Work required:
Without changing a single character, write out every record below.

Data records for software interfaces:

· · · ·

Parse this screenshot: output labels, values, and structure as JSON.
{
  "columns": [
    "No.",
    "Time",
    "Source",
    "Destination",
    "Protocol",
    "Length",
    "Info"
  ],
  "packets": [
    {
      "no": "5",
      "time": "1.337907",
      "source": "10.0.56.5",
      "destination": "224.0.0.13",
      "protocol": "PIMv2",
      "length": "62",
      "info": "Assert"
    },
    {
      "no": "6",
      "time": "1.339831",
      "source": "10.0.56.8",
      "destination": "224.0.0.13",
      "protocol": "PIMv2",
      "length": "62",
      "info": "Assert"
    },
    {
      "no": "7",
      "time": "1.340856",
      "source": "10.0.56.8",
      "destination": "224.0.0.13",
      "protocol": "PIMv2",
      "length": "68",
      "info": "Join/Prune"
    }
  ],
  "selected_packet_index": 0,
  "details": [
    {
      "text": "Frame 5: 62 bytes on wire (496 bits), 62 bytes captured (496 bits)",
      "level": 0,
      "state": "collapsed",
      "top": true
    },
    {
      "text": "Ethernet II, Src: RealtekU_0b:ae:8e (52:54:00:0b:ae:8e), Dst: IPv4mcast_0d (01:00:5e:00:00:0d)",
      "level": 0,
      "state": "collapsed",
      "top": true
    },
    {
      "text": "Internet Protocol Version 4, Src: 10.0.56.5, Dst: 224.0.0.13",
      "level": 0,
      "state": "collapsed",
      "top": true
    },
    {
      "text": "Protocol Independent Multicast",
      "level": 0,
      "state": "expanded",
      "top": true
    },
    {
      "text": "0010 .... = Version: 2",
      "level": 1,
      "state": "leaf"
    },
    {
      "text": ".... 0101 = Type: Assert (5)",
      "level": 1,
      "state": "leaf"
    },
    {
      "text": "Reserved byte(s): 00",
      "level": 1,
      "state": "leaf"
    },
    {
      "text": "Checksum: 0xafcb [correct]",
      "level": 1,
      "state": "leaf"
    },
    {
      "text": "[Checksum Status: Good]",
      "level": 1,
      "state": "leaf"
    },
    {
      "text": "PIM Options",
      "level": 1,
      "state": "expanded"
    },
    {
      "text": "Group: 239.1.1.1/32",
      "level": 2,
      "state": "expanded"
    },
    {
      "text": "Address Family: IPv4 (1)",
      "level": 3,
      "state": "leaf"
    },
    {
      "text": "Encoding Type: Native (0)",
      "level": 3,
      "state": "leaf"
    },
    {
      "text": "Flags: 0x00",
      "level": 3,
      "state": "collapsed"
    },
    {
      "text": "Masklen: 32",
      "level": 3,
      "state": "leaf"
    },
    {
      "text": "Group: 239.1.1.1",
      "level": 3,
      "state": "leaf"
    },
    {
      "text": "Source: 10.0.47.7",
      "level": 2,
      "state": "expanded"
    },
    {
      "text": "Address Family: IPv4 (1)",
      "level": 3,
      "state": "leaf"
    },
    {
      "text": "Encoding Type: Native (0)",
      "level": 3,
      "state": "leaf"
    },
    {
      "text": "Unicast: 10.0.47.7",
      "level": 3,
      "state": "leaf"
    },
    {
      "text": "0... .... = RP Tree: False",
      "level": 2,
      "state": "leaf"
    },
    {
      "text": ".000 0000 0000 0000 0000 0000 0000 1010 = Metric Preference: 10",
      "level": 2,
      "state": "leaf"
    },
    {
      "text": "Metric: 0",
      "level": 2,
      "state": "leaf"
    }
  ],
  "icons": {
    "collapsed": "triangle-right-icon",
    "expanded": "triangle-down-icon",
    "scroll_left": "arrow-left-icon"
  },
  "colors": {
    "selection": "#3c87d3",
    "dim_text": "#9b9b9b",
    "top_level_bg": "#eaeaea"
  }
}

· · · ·

Task solution:
Parse this screenshot: output labels, values, and structure as JSON.
{
  "columns": [
    "No.",
    "Time",
    "Source",
    "Destination",
    "Protocol",
    "Length",
    "Info"
  ],
  "packets": [
    {
      "no": "5",
      "time": "1.337907",
      "source": "10.0.56.5",
      "destination": "224.0.0.13",
      "protocol": "PIMv2",
      "length": "62",
      "info": "Assert"
    },
    {
      "no": "6",
      "time": "1.339831",
      "source": "10.0.56.8",
      "destination": "224.0.0.13",
      "protocol": "PIMv2",
      "length": "62",
      "info": "Assert"
    },
    {
      "no": "7",
      "time": "1.340856",
      "source": "10.0.56.8",
      "destination": "224.0.0.13",
      "protocol": "PIMv2",
      "length": "68",
      "info": "Join/Prune"
    }
  ],
  "selected_packet_index": 0,
  "details": [
    {
      "text": "Frame 5: 62 bytes on wire (496 bits), 62 bytes captured (496 bits)",
      "level": 0,
      "state": "collapsed",
      "top": true
    },
    {
      "text": "Ethernet II, Src: RealtekU_0b:ae:8e (52:54:00:0b:ae:8e), Dst: IPv4mcast_0d (01:00:5e:00:00:0d)",
      "level": 0,
      "state": "collapsed",
      "top": true
    },
    {
      "text": "Internet Protocol Version 4, Src: 10.0.56.5, Dst: 224.0.0.13",
      "level": 0,
      "state": "collapsed",
      "top": true
    },
    {
      "text": "Protocol Independent Multicast",
      "level": 0,
      "state": "expanded",
      "top": true
    },
    {
      "text": "0010 .... = Version: 2",
      "level": 1,
      "state": "leaf"
    },
    {
      "text": ".... 0101 = Type: Assert (5)",
      "level": 1,
      "state": "leaf"
    },
    {
      "text": "Reserved byte(s): 00",
      "level": 1,
      "state": "leaf"
    },
    {
      "text": "Checksum: 0xafcb [correct]",
      "level": 1,
      "state": "leaf"
    },
    {
      "text": "[Checksum Status: Good]",
      "level": 1,
      "state": "leaf"
    },
    {
      "text": "PIM Options",
      "level": 1,
      "state": "expanded"
    },
    {
      "text": "Group: 239.1.1.1/32",
      "level": 2,
      "state": "expanded"
    },
    {
      "text": "Address Family: IPv4 (1)",
      "level": 3,
      "state": "leaf"
    },
    {
      "text": "Encoding Type: Native (0)",
      "level": 3,
      "state": "leaf"
    },
    {
      "text": "Flags: 0x00",
      "level": 3,
      "state": "collapsed"
    },
    {
      "text": "Masklen: 32",
      "level": 3,
      "state": "leaf"
    },
    {
      "text": "Group: 239.1.1.1",
      "level": 3,
      "state": "leaf"
    },
    {
      "text": "Source: 10.0.47.7",
      "level": 2,
      "state": "expanded"
    },
    {
      "text": "Address Family: IPv4 (1)",
      "level": 3,
      "state": "leaf"
    },
    {
      "text": "Encoding Type: Native (0)",
      "level": 3,
      "state": "leaf"
    },
    {
      "text": "Unicast: 10.0.47.7",
      "level": 3,
      "state": "leaf"
    },
    {
      "text": "0... .... = RP Tree: False",
      "level": 2,
      "state": "leaf"
    },
    {
      "text": ".000 0000 0000 0000 0000 0000 0000 1010 = Metric Preference: 10",
      "level": 2,
      "state": "leaf"
    },
    {
      "text": "Metric: 0",
      "level": 2,
      "state": "leaf"
    }
  ],
  "icons": {
    "collapsed": "triangle-right-icon",
    "expanded": "triangle-down-icon",
    "scroll_left": "arrow-left-icon"
  },
  "colors": {
    "selection": "#3c87d3",
    "dim_text": "#9b9b9b",
    "top_level_bg": "#eaeaea"
  }
}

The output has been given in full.